▸ Input for this task:

□ □ □ □ □ □ □

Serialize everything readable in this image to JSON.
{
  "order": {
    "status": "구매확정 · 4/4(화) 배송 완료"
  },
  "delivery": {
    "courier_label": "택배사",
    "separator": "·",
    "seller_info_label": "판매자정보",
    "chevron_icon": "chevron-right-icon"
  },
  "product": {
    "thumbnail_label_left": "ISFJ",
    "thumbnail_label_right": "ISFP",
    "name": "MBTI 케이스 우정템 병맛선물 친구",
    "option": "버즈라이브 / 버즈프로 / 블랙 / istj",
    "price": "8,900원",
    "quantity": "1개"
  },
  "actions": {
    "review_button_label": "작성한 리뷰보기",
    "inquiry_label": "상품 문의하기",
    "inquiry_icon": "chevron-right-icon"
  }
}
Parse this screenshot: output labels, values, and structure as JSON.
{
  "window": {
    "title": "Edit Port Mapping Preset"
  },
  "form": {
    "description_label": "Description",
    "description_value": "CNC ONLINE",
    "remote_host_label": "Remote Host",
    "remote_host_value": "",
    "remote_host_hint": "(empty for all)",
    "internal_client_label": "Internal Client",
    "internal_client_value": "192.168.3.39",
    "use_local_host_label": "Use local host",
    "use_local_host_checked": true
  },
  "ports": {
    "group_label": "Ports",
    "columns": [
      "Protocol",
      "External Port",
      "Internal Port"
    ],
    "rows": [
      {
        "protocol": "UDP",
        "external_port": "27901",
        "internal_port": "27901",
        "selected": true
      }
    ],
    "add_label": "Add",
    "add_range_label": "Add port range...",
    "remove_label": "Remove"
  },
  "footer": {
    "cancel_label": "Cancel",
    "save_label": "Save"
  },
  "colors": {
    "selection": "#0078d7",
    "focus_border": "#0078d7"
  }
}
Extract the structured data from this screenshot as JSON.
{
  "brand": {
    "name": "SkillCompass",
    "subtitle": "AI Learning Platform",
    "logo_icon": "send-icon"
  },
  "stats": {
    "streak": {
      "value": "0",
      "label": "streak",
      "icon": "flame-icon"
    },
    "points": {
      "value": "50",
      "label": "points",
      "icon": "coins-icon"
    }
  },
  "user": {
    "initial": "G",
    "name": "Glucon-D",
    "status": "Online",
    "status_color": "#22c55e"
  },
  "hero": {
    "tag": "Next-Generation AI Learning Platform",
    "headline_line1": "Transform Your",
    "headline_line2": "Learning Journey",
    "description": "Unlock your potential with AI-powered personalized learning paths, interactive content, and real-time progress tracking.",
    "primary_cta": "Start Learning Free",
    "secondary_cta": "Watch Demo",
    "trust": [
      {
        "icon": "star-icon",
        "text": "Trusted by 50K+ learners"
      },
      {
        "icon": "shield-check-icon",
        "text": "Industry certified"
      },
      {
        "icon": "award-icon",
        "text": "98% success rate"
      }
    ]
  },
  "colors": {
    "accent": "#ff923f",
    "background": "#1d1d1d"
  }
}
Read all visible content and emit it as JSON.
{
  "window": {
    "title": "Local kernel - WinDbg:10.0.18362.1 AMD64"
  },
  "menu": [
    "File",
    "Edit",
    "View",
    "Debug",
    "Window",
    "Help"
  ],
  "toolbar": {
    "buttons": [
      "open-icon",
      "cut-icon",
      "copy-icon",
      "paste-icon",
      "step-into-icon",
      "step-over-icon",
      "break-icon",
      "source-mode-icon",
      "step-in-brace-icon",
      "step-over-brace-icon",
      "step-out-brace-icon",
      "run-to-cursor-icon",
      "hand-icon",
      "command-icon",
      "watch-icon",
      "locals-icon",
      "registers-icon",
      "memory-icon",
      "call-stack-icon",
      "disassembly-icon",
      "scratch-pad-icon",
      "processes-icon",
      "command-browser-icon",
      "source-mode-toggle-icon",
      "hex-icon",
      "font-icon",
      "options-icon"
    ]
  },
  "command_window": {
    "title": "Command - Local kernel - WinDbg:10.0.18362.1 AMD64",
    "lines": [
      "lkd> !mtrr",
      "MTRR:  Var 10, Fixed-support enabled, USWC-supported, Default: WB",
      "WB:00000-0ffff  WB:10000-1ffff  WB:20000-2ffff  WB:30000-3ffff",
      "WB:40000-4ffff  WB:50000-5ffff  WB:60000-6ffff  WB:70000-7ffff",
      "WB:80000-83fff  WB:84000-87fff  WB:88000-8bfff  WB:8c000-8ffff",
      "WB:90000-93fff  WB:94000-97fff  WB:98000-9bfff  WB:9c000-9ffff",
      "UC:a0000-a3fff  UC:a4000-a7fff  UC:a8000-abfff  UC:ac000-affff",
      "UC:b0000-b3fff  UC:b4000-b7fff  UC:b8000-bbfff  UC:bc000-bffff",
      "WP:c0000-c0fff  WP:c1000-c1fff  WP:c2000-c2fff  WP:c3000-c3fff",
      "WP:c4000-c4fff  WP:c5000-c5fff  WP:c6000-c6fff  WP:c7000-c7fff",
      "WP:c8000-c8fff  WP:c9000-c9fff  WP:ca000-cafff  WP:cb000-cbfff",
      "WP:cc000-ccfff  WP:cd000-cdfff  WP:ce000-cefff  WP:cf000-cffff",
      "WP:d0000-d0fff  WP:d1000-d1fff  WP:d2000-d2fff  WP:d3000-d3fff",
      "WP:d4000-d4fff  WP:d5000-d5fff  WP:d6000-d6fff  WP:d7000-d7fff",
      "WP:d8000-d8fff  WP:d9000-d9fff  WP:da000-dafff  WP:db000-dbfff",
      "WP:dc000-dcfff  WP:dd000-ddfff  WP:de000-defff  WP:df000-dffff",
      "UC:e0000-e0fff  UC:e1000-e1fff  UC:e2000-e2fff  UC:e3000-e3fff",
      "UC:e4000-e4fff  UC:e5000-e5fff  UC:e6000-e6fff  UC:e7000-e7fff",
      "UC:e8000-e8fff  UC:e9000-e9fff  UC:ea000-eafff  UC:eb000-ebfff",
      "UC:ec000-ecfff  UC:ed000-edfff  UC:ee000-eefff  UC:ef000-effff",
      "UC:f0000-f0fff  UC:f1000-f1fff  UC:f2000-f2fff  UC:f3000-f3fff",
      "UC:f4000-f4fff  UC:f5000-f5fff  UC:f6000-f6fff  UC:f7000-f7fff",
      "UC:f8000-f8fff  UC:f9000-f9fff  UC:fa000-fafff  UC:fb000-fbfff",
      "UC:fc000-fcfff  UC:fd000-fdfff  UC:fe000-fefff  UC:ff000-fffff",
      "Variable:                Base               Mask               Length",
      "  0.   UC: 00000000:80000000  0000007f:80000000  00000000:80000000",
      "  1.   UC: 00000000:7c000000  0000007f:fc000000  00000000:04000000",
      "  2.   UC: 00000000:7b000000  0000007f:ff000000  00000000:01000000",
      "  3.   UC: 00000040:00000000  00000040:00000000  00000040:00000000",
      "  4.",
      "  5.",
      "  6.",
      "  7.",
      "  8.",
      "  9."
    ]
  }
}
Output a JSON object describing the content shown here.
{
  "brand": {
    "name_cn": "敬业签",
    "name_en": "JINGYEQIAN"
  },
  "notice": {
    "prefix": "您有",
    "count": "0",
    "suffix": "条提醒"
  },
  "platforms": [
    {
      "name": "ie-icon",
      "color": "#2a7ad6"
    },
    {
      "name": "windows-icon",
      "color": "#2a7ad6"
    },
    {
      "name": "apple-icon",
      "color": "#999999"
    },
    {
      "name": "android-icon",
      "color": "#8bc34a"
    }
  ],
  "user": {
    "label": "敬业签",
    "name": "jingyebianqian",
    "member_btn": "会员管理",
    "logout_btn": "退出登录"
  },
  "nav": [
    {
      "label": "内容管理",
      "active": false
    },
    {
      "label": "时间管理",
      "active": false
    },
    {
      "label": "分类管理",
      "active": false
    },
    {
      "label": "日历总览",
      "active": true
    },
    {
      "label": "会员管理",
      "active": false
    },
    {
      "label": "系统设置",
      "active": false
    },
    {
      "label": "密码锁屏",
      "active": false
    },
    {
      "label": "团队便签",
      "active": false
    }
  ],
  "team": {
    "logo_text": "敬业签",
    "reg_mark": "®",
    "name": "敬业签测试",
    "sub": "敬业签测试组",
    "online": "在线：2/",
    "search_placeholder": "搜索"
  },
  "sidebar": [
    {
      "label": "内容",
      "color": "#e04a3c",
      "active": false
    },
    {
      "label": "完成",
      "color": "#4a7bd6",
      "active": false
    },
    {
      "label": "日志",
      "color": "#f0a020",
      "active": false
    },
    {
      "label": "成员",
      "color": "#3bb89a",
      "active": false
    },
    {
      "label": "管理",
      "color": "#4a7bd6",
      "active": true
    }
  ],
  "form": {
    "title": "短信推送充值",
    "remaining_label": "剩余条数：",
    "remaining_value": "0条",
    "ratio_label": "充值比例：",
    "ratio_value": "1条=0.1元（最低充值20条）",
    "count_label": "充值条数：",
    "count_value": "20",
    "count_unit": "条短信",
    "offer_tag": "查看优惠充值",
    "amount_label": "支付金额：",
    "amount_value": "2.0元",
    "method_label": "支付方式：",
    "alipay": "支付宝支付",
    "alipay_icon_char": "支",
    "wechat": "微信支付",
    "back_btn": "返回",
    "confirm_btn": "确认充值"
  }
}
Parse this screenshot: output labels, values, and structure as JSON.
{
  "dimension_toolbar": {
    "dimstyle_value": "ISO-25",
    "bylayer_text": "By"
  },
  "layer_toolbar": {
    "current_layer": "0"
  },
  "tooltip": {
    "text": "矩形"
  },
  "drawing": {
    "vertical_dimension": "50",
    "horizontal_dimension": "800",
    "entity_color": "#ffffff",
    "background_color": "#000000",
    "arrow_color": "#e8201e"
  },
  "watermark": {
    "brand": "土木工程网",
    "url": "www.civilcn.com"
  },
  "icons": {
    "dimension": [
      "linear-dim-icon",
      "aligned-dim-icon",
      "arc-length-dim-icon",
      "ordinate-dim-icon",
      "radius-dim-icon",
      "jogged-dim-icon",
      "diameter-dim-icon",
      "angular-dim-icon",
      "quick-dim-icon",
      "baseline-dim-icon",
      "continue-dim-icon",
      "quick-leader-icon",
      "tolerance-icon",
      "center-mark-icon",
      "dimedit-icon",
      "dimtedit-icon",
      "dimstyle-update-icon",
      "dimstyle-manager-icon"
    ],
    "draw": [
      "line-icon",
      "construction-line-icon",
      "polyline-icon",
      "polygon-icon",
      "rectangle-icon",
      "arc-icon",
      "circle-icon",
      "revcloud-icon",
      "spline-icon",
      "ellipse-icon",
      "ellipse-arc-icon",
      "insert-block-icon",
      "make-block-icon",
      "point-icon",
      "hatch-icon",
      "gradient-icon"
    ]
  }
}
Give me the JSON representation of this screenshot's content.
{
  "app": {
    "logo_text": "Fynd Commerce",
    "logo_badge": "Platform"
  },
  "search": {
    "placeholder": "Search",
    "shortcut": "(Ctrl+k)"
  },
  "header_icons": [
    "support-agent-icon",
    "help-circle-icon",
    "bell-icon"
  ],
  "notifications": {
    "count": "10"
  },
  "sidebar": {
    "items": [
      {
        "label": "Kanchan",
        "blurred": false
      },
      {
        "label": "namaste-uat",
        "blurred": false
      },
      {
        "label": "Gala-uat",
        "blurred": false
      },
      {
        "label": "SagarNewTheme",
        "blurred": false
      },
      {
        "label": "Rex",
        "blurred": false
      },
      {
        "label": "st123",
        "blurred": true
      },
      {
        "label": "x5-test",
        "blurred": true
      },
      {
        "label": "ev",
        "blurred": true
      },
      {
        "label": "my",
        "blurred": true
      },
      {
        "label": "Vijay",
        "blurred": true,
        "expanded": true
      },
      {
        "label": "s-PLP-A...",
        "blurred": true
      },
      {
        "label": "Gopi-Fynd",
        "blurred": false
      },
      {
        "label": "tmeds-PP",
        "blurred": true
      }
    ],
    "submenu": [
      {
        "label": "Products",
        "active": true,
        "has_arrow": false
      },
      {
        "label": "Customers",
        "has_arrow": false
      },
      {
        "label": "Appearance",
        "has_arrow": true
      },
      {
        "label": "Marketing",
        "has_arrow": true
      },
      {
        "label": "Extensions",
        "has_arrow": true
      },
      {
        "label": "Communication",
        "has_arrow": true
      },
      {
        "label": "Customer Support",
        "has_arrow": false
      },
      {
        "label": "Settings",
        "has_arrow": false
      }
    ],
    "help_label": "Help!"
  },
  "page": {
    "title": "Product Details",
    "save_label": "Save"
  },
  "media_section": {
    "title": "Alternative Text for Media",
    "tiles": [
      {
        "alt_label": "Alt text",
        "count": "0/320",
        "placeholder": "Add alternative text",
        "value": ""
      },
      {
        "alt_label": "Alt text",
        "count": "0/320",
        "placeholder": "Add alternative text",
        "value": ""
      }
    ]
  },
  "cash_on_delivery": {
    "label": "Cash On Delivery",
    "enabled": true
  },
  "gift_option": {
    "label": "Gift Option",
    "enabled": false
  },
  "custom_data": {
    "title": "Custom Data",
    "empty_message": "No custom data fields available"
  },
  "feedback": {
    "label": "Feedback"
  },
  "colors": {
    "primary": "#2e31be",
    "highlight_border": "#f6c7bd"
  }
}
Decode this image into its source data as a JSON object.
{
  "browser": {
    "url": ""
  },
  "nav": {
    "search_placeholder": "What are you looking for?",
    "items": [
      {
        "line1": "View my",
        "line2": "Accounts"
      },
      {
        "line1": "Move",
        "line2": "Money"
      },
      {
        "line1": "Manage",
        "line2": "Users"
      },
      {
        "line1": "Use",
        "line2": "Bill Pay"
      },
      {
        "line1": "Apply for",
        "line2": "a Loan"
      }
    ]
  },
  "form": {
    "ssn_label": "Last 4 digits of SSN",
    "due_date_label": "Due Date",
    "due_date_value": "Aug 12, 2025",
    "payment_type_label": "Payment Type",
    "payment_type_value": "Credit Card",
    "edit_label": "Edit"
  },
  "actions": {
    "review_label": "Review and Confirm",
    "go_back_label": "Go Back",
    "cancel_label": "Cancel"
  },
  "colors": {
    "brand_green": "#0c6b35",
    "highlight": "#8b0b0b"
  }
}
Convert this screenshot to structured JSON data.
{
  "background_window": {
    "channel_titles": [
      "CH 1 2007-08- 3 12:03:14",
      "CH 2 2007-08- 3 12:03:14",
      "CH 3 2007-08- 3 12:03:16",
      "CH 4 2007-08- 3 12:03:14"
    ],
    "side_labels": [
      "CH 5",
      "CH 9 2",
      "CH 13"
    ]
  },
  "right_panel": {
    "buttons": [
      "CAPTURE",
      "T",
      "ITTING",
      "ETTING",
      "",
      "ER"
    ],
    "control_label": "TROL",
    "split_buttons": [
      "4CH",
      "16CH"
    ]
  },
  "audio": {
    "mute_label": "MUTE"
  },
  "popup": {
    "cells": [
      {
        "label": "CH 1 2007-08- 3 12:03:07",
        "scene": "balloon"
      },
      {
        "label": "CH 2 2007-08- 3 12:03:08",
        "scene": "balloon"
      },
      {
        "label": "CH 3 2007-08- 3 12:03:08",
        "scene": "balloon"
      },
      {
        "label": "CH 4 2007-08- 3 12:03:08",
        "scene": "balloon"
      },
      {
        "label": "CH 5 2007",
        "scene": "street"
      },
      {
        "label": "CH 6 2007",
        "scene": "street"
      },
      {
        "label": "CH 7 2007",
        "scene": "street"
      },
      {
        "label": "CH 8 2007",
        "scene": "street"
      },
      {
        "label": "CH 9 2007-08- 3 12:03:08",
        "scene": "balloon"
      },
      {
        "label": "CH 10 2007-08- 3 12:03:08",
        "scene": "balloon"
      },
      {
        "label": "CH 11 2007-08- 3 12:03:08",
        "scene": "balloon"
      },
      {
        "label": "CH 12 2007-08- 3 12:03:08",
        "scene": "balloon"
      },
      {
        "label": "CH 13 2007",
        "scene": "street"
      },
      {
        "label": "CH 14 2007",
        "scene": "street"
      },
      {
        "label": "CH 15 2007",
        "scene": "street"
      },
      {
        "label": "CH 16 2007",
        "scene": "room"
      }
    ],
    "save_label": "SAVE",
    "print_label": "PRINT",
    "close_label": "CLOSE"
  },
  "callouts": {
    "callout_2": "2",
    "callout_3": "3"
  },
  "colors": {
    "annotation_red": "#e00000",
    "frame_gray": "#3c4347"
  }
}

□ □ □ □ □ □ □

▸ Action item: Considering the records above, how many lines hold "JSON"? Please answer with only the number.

▸ Solution to the problem: 9